Victim-blaming rhetoric denies justice for survivors of abuse. The video of Ray Rice punching Janay Palmer shows not a fight between two people but a brutal attack on a woman. Evidence of the incident doesn't even exist on Rice's criminal record and he is once again eligible to play in the NFL. Sadly, this absence of accountability for perpetrators of violence, particularly against women, is a common one in our country.
The way we talk about these events is more powerful than perhaps you think. The blame placed on survivors of abuse who have the courage to report an assault discourages others from doing the same, especially when little is done to hold a perpetrator accountable.
Beyond thinking twice about the blaming the victim for violence, there's more you can do.
Believe the victim.
Call the police when you see or hear a crime being committed.
Donate your time or money to your local shelter or legal services organizations.
If you are an attorney, call your local legal aid organization and volunteer your time.
Refer domestic violence and sexual assault survivors for support and help when it is safe to do so.
Talk to your community about domestic violence and offer to help connect survivors to resources.
Advocate for removing firearms from domestic violence abusers in criminal proceedings and in civil Protective Order cases.
Use your voice. Ask media to look for evidence from protective orders and not just for reports to police.
In Georgia, survivors of domestic violence can call this toll-free number for help: 800-33-HAVEN or 800-334-2836. If they need free representation in a hearing to receive a protective order or financial support, please call Georgia Legal Services Program at 800-498-9469.
Georgia Legal Services Program is a statewide civil legal aid organization offering access to justice and opportunities out of poverty for individuals with low incomes or who cannot otherwise afford a lawyer.

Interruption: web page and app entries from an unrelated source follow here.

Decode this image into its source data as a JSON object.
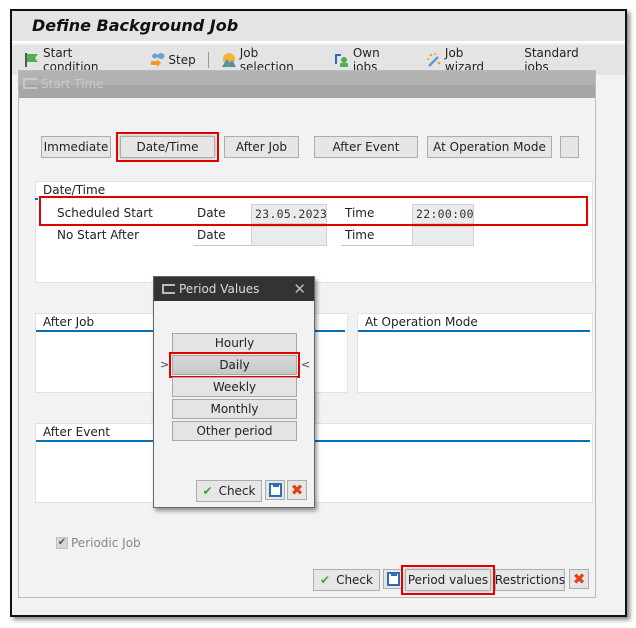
{
  "window": {
    "title": "Define Background Job"
  },
  "toolbar": {
    "items": [
      {
        "label": "Start condition",
        "icon": "flag-icon"
      },
      {
        "label": "Step",
        "icon": "step-icon"
      },
      {
        "label": "Job selection",
        "icon": "mountain-icon"
      },
      {
        "label": "Own jobs",
        "icon": "user-icon"
      },
      {
        "label": "Job wizard",
        "icon": "magic-wand-icon"
      },
      {
        "label": "Standard jobs",
        "icon": null
      }
    ]
  },
  "start_time_dialog": {
    "title": "Start Time",
    "tabs": {
      "immediate": "Immediate",
      "date_time": "Date/Time",
      "after_job": "After Job",
      "after_event": "After Event",
      "at_operation_mode": "At Operation Mode",
      "more": ""
    },
    "date_time_group": {
      "title": "Date/Time",
      "scheduled_start": {
        "label": "Scheduled Start",
        "date_label": "Date",
        "date_value": "23.05.2023",
        "time_label": "Time",
        "time_value": "22:00:00"
      },
      "no_start_after": {
        "label": "No Start After",
        "date_label": "Date",
        "date_value": "",
        "time_label": "Time",
        "time_value": ""
      }
    },
    "after_job_group": {
      "title": "After Job"
    },
    "at_operation_mode_group": {
      "title": "At Operation Mode"
    },
    "after_event_group": {
      "title": "After Event"
    },
    "periodic_job": {
      "label": "Periodic Job",
      "checked": true
    },
    "footer": {
      "check": "Check",
      "period_values": "Period values",
      "restrictions": "Restrictions"
    }
  },
  "period_values_dialog": {
    "title": "Period Values",
    "options": [
      "Hourly",
      "Daily",
      "Weekly",
      "Monthly",
      "Other period"
    ],
    "selected": "Daily",
    "check": "Check"
  },
  "colors": {
    "highlight": "#e00000",
    "group_line": "#0a6eb4",
    "check_green": "#3aa63a",
    "cancel_red": "#e0401a"
  }
}
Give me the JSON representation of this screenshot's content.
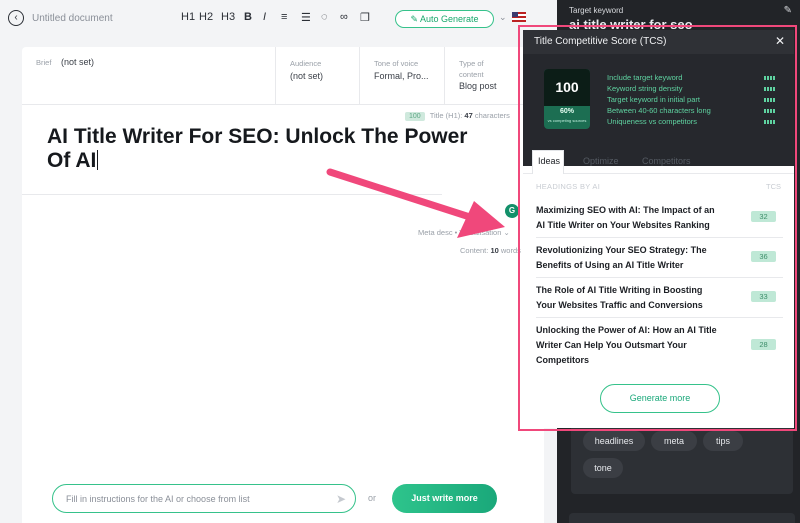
{
  "toolbar": {
    "back_icon": "arrow-left-icon",
    "doc_title": "Untitled document",
    "h1": "H1",
    "h2": "H2",
    "h3": "H3",
    "bold": "B",
    "italic": "I",
    "auto_generate": "Auto Generate",
    "language_flag": "us-flag-icon"
  },
  "meta": {
    "brief_label": "Brief",
    "brief_value": "(not set)",
    "audience_label": "Audience",
    "audience_value": "(not set)",
    "tone_label": "Tone of voice",
    "tone_value": "Formal, Pro...",
    "type_label_1": "Type of",
    "type_label_2": "content",
    "type_value": "Blog post"
  },
  "title_info": {
    "badge": "100",
    "label": "Title (H1):",
    "count": "47",
    "unit": "characters"
  },
  "document": {
    "h1_line1": "AI Title Writer For SEO: Unlock The Power",
    "h1_line2": "Of AI",
    "meta_desc": "Meta desc • Visualisation",
    "content_label": "Content:",
    "content_count": "10",
    "content_unit": "words"
  },
  "prompt": {
    "placeholder": "Fill in instructions for the AI or choose from list",
    "or": "or",
    "write_button": "Just write more"
  },
  "sidebar": {
    "target_keyword_label": "Target keyword",
    "target_keyword": "ai title writer for seo",
    "chips": [
      "headlines",
      "meta",
      "tips",
      "tone"
    ]
  },
  "panel": {
    "title": "Title Competitive Score (TCS)",
    "close": "✕",
    "score": "100",
    "score_pct": "60%",
    "score_sub": "vs competing sources",
    "criteria": [
      "Include target keyword",
      "Keyword string density",
      "Target keyword in initial part",
      "Between 40-60 characters long",
      "Uniqueness vs competitors"
    ],
    "tabs": [
      "Ideas",
      "Optimize",
      "Competitors"
    ],
    "section_heading": "HEADINGS BY AI",
    "section_tcs": "TCS",
    "ideas": [
      {
        "line1": "Maximizing SEO with AI: The Impact of an",
        "line2": "AI Title Writer on Your Websites Ranking",
        "line3": "",
        "score": "32"
      },
      {
        "line1": "Revolutionizing Your SEO Strategy: The",
        "line2": "Benefits of Using an AI Title Writer",
        "line3": "",
        "score": "36"
      },
      {
        "line1": "The Role of AI Title Writing in Boosting",
        "line2": "Your Websites Traffic and Conversions",
        "line3": "",
        "score": "33"
      },
      {
        "line1": "Unlocking the Power of AI: How an AI Title",
        "line2": "Writer Can Help You Outsmart Your",
        "line3": "Competitors",
        "score": "28"
      }
    ],
    "generate_more": "Generate more"
  },
  "colors": {
    "accent": "#36c28b",
    "highlight": "#f0487b",
    "dark": "#222428"
  }
}
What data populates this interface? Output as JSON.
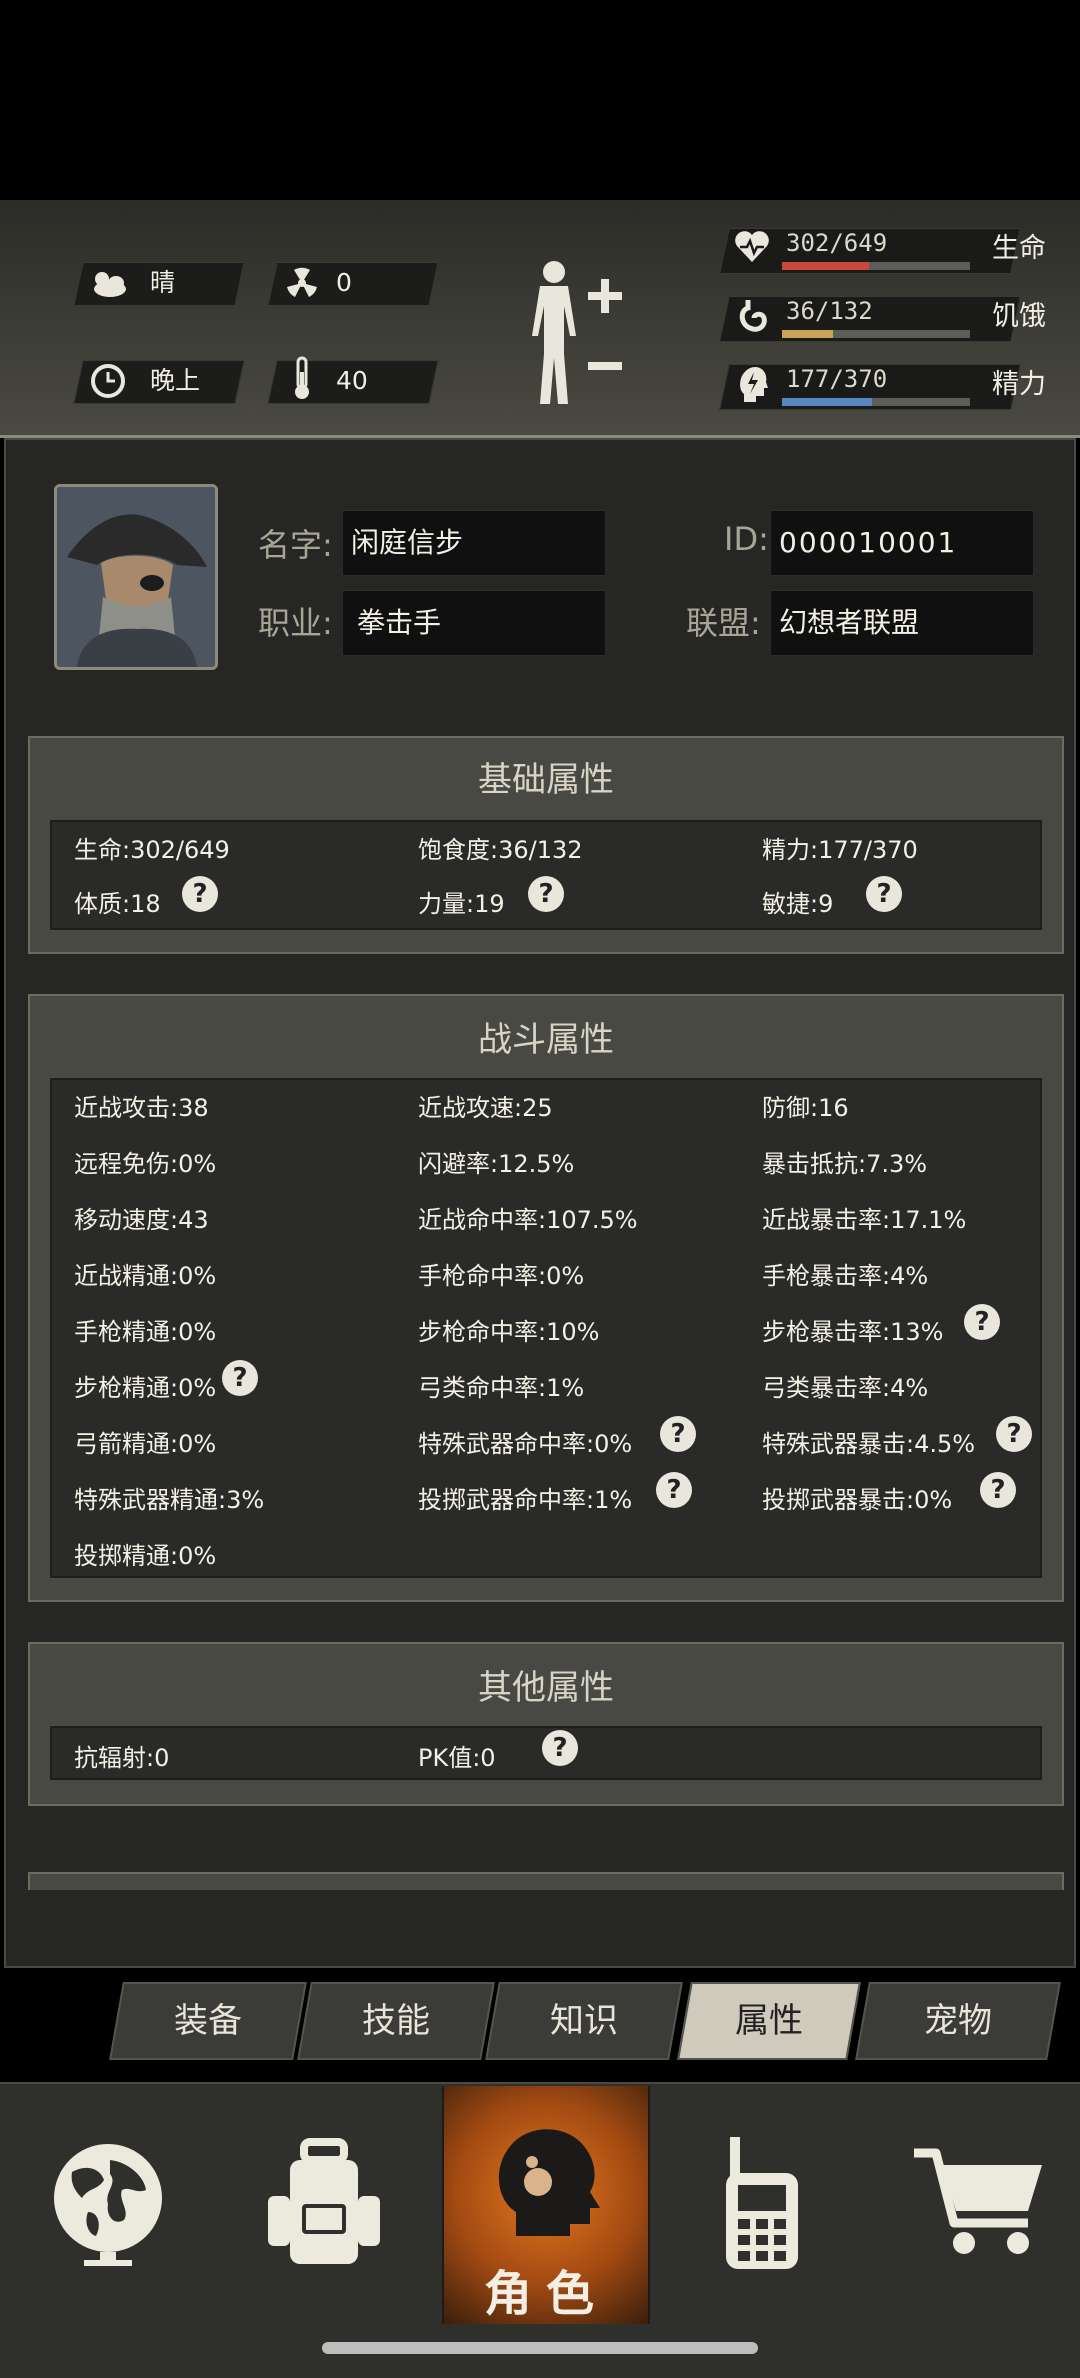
{
  "status": {
    "weather": "晴",
    "radiation": "0",
    "time_of_day": "晚上",
    "temperature": "40",
    "bars": [
      {
        "label": "生命",
        "value": "302/649",
        "fraction": 0.465,
        "color": "#c8493c",
        "icon": "heart-icon"
      },
      {
        "label": "饥饿",
        "value": "36/132",
        "fraction": 0.273,
        "color": "#caa25a",
        "icon": "stomach-icon"
      },
      {
        "label": "精力",
        "value": "177/370",
        "fraction": 0.478,
        "color": "#5b86c4",
        "icon": "energy-head-icon"
      }
    ]
  },
  "profile": {
    "name_label": "名字:",
    "name": "闲庭信步",
    "id_label": "ID:",
    "id": "000010001",
    "job_label": "职业:",
    "job": "拳击手",
    "alliance_label": "联盟:",
    "alliance": "幻想者联盟"
  },
  "basic": {
    "title": "基础属性",
    "stats": [
      "生命:302/649",
      "饱食度:36/132",
      "精力:177/370",
      "体质:18",
      "力量:19",
      "敏捷:9"
    ]
  },
  "combat": {
    "title": "战斗属性",
    "stats": [
      "近战攻击:38",
      "近战攻速:25",
      "防御:16",
      "远程免伤:0%",
      "闪避率:12.5%",
      "暴击抵抗:7.3%",
      "移动速度:43",
      "近战命中率:107.5%",
      "近战暴击率:17.1%",
      "近战精通:0%",
      "手枪命中率:0%",
      "手枪暴击率:4%",
      "手枪精通:0%",
      "步枪命中率:10%",
      "步枪暴击率:13%",
      "步枪精通:0%",
      "弓类命中率:1%",
      "弓类暴击率:4%",
      "弓箭精通:0%",
      "特殊武器命中率:0%",
      "特殊武器暴击:4.5%",
      "特殊武器精通:3%",
      "投掷武器命中率:1%",
      "投掷武器暴击:0%",
      "投掷精通:0%"
    ]
  },
  "other": {
    "title": "其他属性",
    "stats": [
      "抗辐射:0",
      "PK值:0"
    ]
  },
  "help_symbol": "?",
  "tabs": [
    "装备",
    "技能",
    "知识",
    "属性",
    "宠物"
  ],
  "nav": {
    "role_label": "角色"
  }
}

For more information, please visit www.glsp.org.
Ira Foster is the managing attorney in Macon for Georgia Legal Services.